■ **RECORDS FOR THE TASK**:

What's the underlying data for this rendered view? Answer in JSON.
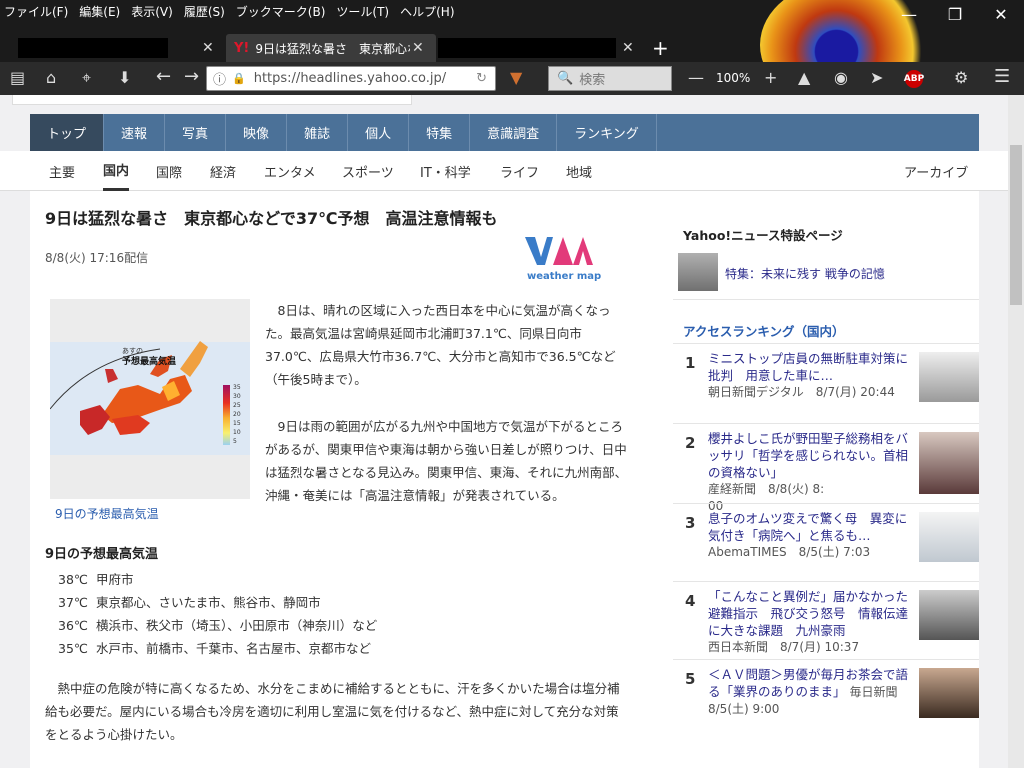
{
  "browser": {
    "menu": [
      "ファイル(F)",
      "編集(E)",
      "表示(V)",
      "履歴(S)",
      "ブックマーク(B)",
      "ツール(T)",
      "ヘルプ(H)"
    ],
    "tabs": [
      {
        "label": ""
      },
      {
        "label": "9日は猛烈な暑さ　東京都心など"
      },
      {
        "label": ""
      }
    ],
    "url": "https://headlines.yahoo.co.jp/",
    "search_placeholder": "検索",
    "zoom": "100%",
    "abp": "ABP"
  },
  "site": {
    "topnav": [
      "トップ",
      "速報",
      "写真",
      "映像",
      "雑誌",
      "個人",
      "特集",
      "意識調査",
      "ランキング"
    ],
    "subnav": [
      "主要",
      "国内",
      "国際",
      "経済",
      "エンタメ",
      "スポーツ",
      "IT・科学",
      "ライフ",
      "地域"
    ],
    "archive": "アーカイブ"
  },
  "article": {
    "headline": "9日は猛烈な暑さ　東京都心などで37℃予想　高温注意情報も",
    "date": "8/8(火) 17:16配信",
    "logo_text": "weather map",
    "map_title_small": "あすの",
    "map_title": "予想最高気温",
    "legend": [
      "35",
      "30",
      "25",
      "20",
      "15",
      "10",
      "5"
    ],
    "caption": "9日の予想最高気温",
    "para1": [
      "　8日は、晴れの区域に入った西日本を中心に気温が高くなっ",
      "た。最高気温は宮崎県延岡市北浦町37.1℃、同県日向市",
      "37.0℃、広島県大竹市36.7℃、大分市と高知市で36.5℃など",
      "（午後5時まで）。"
    ],
    "para2": [
      "　9日は雨の範囲が広がる九州や中国地方で気温が下がるところ",
      "があるが、関東甲信や東海は朝から強い日差しが照りつけ、日中",
      "は猛烈な暑さとなる見込み。関東甲信、東海、それに九州南部、",
      "沖縄・奄美には「高温注意情報」が発表されている。"
    ],
    "section": "9日の予想最高気温",
    "temps": [
      {
        "t": "38℃",
        "c": "甲府市"
      },
      {
        "t": "37℃",
        "c": "東京都心、さいたま市、熊谷市、静岡市"
      },
      {
        "t": "36℃",
        "c": "横浜市、秩父市（埼玉）、小田原市（神奈川）など"
      },
      {
        "t": "35℃",
        "c": "水戸市、前橋市、千葉市、名古屋市、京都市など"
      }
    ],
    "para3": [
      "　熱中症の危険が特に高くなるため、水分をこまめに補給するとともに、汗を多くかいた場合は塩分補",
      "給も必要だ。屋内にいる場合も冷房を適切に利用し室温に気を付けるなど、熱中症に対して充分な対策",
      "をとるよう心掛けたい。"
    ]
  },
  "sidebar": {
    "special_title": "Yahoo!ニュース特設ページ",
    "special_item": "特集：未来に残す 戦争の記憶",
    "ranking_title": "アクセスランキング（国内）",
    "ranking": [
      {
        "n": "1",
        "lines": [
          "ミニストップ店員の無断駐車対策に",
          "批判　用意した車に…"
        ],
        "src": "朝日新聞デジタル　8/7(月) 20:44"
      },
      {
        "n": "2",
        "lines": [
          "櫻井よしこ氏が野田聖子総務相をバ",
          "ッサリ「哲学を感じられない。首相",
          "の資格ない」"
        ],
        "src": "産経新聞　8/8(火) 8:",
        "src2": "00"
      },
      {
        "n": "3",
        "lines": [
          "息子のオムツ変えで驚く母　異変に",
          "気付き「病院へ」と焦るも…"
        ],
        "src": "AbemaTIMES　8/5(土) 7:03"
      },
      {
        "n": "4",
        "lines": [
          "「こんなこと異例だ」届かなかった",
          "避難指示　飛び交う怒号　情報伝達",
          "に大きな課題　九州豪雨"
        ],
        "src": "西日本新聞　8/7(月) 10:37"
      },
      {
        "n": "5",
        "lines": [
          "＜ＡＶ問題＞男優が毎月お茶会で語",
          "る「業界のありのまま」"
        ],
        "src": "毎日新聞",
        "src2": "8/5(土) 9:00"
      }
    ]
  }
}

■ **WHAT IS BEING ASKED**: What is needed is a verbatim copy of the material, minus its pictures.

■ **SOLUTION FOR THIS TASK**:
What's the underlying data for this rendered view? Answer in JSON.
{
  "browser": {
    "menu": [
      "ファイル(F)",
      "編集(E)",
      "表示(V)",
      "履歴(S)",
      "ブックマーク(B)",
      "ツール(T)",
      "ヘルプ(H)"
    ],
    "tabs": [
      {
        "label": ""
      },
      {
        "label": "9日は猛烈な暑さ　東京都心など"
      },
      {
        "label": ""
      }
    ],
    "url": "https://headlines.yahoo.co.jp/",
    "search_placeholder": "検索",
    "zoom": "100%",
    "abp": "ABP"
  },
  "site": {
    "topnav": [
      "トップ",
      "速報",
      "写真",
      "映像",
      "雑誌",
      "個人",
      "特集",
      "意識調査",
      "ランキング"
    ],
    "subnav": [
      "主要",
      "国内",
      "国際",
      "経済",
      "エンタメ",
      "スポーツ",
      "IT・科学",
      "ライフ",
      "地域"
    ],
    "archive": "アーカイブ"
  },
  "article": {
    "headline": "9日は猛烈な暑さ　東京都心などで37℃予想　高温注意情報も",
    "date": "8/8(火) 17:16配信",
    "logo_text": "weather map",
    "map_title_small": "あすの",
    "map_title": "予想最高気温",
    "legend": [
      "35",
      "30",
      "25",
      "20",
      "15",
      "10",
      "5"
    ],
    "caption": "9日の予想最高気温",
    "para1": [
      "　8日は、晴れの区域に入った西日本を中心に気温が高くなっ",
      "た。最高気温は宮崎県延岡市北浦町37.1℃、同県日向市",
      "37.0℃、広島県大竹市36.7℃、大分市と高知市で36.5℃など",
      "（午後5時まで）。"
    ],
    "para2": [
      "　9日は雨の範囲が広がる九州や中国地方で気温が下がるところ",
      "があるが、関東甲信や東海は朝から強い日差しが照りつけ、日中",
      "は猛烈な暑さとなる見込み。関東甲信、東海、それに九州南部、",
      "沖縄・奄美には「高温注意情報」が発表されている。"
    ],
    "section": "9日の予想最高気温",
    "temps": [
      {
        "t": "38℃",
        "c": "甲府市"
      },
      {
        "t": "37℃",
        "c": "東京都心、さいたま市、熊谷市、静岡市"
      },
      {
        "t": "36℃",
        "c": "横浜市、秩父市（埼玉）、小田原市（神奈川）など"
      },
      {
        "t": "35℃",
        "c": "水戸市、前橋市、千葉市、名古屋市、京都市など"
      }
    ],
    "para3": [
      "　熱中症の危険が特に高くなるため、水分をこまめに補給するとともに、汗を多くかいた場合は塩分補",
      "給も必要だ。屋内にいる場合も冷房を適切に利用し室温に気を付けるなど、熱中症に対して充分な対策",
      "をとるよう心掛けたい。"
    ]
  },
  "sidebar": {
    "special_title": "Yahoo!ニュース特設ページ",
    "special_item": "特集：未来に残す 戦争の記憶",
    "ranking_title": "アクセスランキング（国内）",
    "ranking": [
      {
        "n": "1",
        "lines": [
          "ミニストップ店員の無断駐車対策に",
          "批判　用意した車に…"
        ],
        "src": "朝日新聞デジタル　8/7(月) 20:44"
      },
      {
        "n": "2",
        "lines": [
          "櫻井よしこ氏が野田聖子総務相をバ",
          "ッサリ「哲学を感じられない。首相",
          "の資格ない」"
        ],
        "src": "産経新聞　8/8(火) 8:",
        "src2": "00"
      },
      {
        "n": "3",
        "lines": [
          "息子のオムツ変えで驚く母　異変に",
          "気付き「病院へ」と焦るも…"
        ],
        "src": "AbemaTIMES　8/5(土) 7:03"
      },
      {
        "n": "4",
        "lines": [
          "「こんなこと異例だ」届かなかった",
          "避難指示　飛び交う怒号　情報伝達",
          "に大きな課題　九州豪雨"
        ],
        "src": "西日本新聞　8/7(月) 10:37"
      },
      {
        "n": "5",
        "lines": [
          "＜ＡＶ問題＞男優が毎月お茶会で語",
          "る「業界のありのまま」"
        ],
        "src": "毎日新聞",
        "src2": "8/5(土) 9:00"
      }
    ]
  }
}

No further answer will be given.